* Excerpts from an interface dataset
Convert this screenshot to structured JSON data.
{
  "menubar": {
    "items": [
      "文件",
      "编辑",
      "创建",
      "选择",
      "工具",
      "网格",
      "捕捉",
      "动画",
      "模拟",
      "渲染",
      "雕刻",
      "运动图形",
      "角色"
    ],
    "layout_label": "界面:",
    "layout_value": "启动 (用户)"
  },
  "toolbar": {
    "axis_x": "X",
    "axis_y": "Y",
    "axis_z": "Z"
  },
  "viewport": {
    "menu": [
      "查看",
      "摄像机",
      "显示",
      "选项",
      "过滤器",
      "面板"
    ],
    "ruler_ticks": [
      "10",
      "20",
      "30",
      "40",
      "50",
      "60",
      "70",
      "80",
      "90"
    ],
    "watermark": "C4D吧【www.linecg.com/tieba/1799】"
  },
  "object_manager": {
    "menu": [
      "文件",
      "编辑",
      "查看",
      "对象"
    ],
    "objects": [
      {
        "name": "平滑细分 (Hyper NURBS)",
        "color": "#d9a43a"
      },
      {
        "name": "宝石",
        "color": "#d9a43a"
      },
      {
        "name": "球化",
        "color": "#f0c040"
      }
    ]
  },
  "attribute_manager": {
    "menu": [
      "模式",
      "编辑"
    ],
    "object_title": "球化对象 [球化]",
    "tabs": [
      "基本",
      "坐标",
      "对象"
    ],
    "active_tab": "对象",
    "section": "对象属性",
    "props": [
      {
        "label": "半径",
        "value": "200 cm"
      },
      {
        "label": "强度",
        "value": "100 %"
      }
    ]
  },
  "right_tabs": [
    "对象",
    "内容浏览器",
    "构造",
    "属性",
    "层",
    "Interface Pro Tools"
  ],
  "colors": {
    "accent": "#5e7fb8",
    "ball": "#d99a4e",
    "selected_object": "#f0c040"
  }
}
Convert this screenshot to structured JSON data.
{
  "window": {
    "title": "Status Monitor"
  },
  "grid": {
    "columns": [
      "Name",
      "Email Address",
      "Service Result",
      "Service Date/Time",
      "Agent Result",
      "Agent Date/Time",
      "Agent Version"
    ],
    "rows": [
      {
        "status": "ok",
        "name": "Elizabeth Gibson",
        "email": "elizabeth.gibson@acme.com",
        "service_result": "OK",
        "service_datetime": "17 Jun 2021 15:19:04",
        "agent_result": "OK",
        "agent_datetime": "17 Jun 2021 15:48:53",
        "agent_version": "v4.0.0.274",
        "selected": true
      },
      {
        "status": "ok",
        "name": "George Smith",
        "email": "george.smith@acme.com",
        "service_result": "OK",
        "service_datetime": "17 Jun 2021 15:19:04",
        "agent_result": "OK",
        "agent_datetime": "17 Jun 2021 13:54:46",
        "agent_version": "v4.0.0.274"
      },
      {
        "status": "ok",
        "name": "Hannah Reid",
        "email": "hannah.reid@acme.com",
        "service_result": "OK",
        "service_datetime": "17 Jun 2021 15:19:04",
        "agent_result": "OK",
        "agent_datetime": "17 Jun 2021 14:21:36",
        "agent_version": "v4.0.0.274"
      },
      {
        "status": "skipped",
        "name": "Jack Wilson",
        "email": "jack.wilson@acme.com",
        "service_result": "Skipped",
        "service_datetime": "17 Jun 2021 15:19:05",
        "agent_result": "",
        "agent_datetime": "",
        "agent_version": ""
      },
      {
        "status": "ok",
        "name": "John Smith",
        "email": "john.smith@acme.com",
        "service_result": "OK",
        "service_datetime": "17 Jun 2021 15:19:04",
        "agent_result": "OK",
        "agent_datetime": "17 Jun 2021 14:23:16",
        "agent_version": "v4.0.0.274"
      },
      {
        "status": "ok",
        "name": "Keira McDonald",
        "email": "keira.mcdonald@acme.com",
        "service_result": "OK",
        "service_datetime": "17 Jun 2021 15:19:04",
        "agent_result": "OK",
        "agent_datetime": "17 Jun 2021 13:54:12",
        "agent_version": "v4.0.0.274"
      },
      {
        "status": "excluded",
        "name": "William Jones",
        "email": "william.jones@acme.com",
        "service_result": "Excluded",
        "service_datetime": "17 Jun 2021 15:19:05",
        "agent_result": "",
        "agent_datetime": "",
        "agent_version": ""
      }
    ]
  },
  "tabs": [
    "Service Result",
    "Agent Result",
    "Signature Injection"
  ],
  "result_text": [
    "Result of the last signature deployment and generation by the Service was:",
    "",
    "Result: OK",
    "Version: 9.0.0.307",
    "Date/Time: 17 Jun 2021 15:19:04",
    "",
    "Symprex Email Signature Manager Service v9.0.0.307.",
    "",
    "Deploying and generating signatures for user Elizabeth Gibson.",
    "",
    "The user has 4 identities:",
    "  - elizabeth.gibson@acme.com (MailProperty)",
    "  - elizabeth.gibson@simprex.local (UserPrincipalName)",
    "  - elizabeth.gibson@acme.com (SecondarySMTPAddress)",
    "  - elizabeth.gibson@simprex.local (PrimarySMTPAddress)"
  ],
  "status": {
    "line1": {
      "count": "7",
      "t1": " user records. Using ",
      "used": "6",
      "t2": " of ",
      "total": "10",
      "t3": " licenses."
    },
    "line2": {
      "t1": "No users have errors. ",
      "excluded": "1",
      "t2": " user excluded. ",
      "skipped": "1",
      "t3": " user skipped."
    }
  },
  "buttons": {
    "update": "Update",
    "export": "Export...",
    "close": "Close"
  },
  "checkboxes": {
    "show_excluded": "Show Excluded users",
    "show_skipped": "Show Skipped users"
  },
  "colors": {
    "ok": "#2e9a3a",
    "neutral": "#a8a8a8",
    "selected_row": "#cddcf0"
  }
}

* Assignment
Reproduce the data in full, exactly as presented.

* Exercise answer
Convert this screenshot to structured JSON data.
{
  "menubar": {
    "items": [
      "文件",
      "编辑",
      "创建",
      "选择",
      "工具",
      "网格",
      "捕捉",
      "动画",
      "模拟",
      "渲染",
      "雕刻",
      "运动图形",
      "角色"
    ],
    "layout_label": "界面:",
    "layout_value": "启动 (用户)"
  },
  "toolbar": {
    "axis_x": "X",
    "axis_y": "Y",
    "axis_z": "Z"
  },
  "viewport": {
    "menu": [
      "查看",
      "摄像机",
      "显示",
      "选项",
      "过滤器",
      "面板"
    ],
    "ruler_ticks": [
      "10",
      "20",
      "30",
      "40",
      "50",
      "60",
      "70",
      "80",
      "90"
    ],
    "watermark": "C4D吧【www.linecg.com/tieba/1799】"
  },
  "object_manager": {
    "menu": [
      "文件",
      "编辑",
      "查看",
      "对象"
    ],
    "objects": [
      {
        "name": "平滑细分 (Hyper NURBS)",
        "color": "#d9a43a"
      },
      {
        "name": "宝石",
        "color": "#d9a43a"
      },
      {
        "name": "球化",
        "color": "#f0c040"
      }
    ]
  },
  "attribute_manager": {
    "menu": [
      "模式",
      "编辑"
    ],
    "object_title": "球化对象 [球化]",
    "tabs": [
      "基本",
      "坐标",
      "对象"
    ],
    "active_tab": "对象",
    "section": "对象属性",
    "props": [
      {
        "label": "半径",
        "value": "200 cm"
      },
      {
        "label": "强度",
        "value": "100 %"
      }
    ]
  },
  "right_tabs": [
    "对象",
    "内容浏览器",
    "构造",
    "属性",
    "层",
    "Interface Pro Tools"
  ],
  "colors": {
    "accent": "#5e7fb8",
    "ball": "#d99a4e",
    "selected_object": "#f0c040"
  }
}
Convert this screenshot to structured JSON data.
{
  "window": {
    "title": "Status Monitor"
  },
  "grid": {
    "columns": [
      "Name",
      "Email Address",
      "Service Result",
      "Service Date/Time",
      "Agent Result",
      "Agent Date/Time",
      "Agent Version"
    ],
    "rows": [
      {
        "status": "ok",
        "name": "Elizabeth Gibson",
        "email": "elizabeth.gibson@acme.com",
        "service_result": "OK",
        "service_datetime": "17 Jun 2021 15:19:04",
        "agent_result": "OK",
        "agent_datetime": "17 Jun 2021 15:48:53",
        "agent_version": "v4.0.0.274",
        "selected": true
      },
      {
        "status": "ok",
        "name": "George Smith",
        "email": "george.smith@acme.com",
        "service_result": "OK",
        "service_datetime": "17 Jun 2021 15:19:04",
        "agent_result": "OK",
        "agent_datetime": "17 Jun 2021 13:54:46",
        "agent_version": "v4.0.0.274"
      },
      {
        "status": "ok",
        "name": "Hannah Reid",
        "email": "hannah.reid@acme.com",
        "service_result": "OK",
        "service_datetime": "17 Jun 2021 15:19:04",
        "agent_result": "OK",
        "agent_datetime": "17 Jun 2021 14:21:36",
        "agent_version": "v4.0.0.274"
      },
      {
        "status": "skipped",
        "name": "Jack Wilson",
        "email": "jack.wilson@acme.com",
        "service_result": "Skipped",
        "service_datetime": "17 Jun 2021 15:19:05",
        "agent_result": "",
        "agent_datetime": "",
        "agent_version": ""
      },
      {
        "status": "ok",
        "name": "John Smith",
        "email": "john.smith@acme.com",
        "service_result": "OK",
        "service_datetime": "17 Jun 2021 15:19:04",
        "agent_result": "OK",
        "agent_datetime": "17 Jun 2021 14:23:16",
        "agent_version": "v4.0.0.274"
      },
      {
        "status": "ok",
        "name": "Keira McDonald",
        "email": "keira.mcdonald@acme.com",
        "service_result": "OK",
        "service_datetime": "17 Jun 2021 15:19:04",
        "agent_result": "OK",
        "agent_datetime": "17 Jun 2021 13:54:12",
        "agent_version": "v4.0.0.274"
      },
      {
        "status": "excluded",
        "name": "William Jones",
        "email": "william.jones@acme.com",
        "service_result": "Excluded",
        "service_datetime": "17 Jun 2021 15:19:05",
        "agent_result": "",
        "agent_datetime": "",
        "agent_version": ""
      }
    ]
  },
  "tabs": [
    "Service Result",
    "Agent Result",
    "Signature Injection"
  ],
  "result_text": [
    "Result of the last signature deployment and generation by the Service was:",
    "",
    "Result: OK",
    "Version: 9.0.0.307",
    "Date/Time: 17 Jun 2021 15:19:04",
    "",
    "Symprex Email Signature Manager Service v9.0.0.307.",
    "",
    "Deploying and generating signatures for user Elizabeth Gibson.",
    "",
    "The user has 4 identities:",
    "  - elizabeth.gibson@acme.com (MailProperty)",
    "  - elizabeth.gibson@simprex.local (UserPrincipalName)",
    "  - elizabeth.gibson@acme.com (SecondarySMTPAddress)",
    "  - elizabeth.gibson@simprex.local (PrimarySMTPAddress)"
  ],
  "status": {
    "line1": {
      "count": "7",
      "t1": " user records. Using ",
      "used": "6",
      "t2": " of ",
      "total": "10",
      "t3": " licenses."
    },
    "line2": {
      "t1": "No users have errors. ",
      "excluded": "1",
      "t2": " user excluded. ",
      "skipped": "1",
      "t3": " user skipped."
    }
  },
  "buttons": {
    "update": "Update",
    "export": "Export...",
    "close": "Close"
  },
  "checkboxes": {
    "show_excluded": "Show Excluded users",
    "show_skipped": "Show Skipped users"
  },
  "colors": {
    "ok": "#2e9a3a",
    "neutral": "#a8a8a8",
    "selected_row": "#cddcf0"
  }
}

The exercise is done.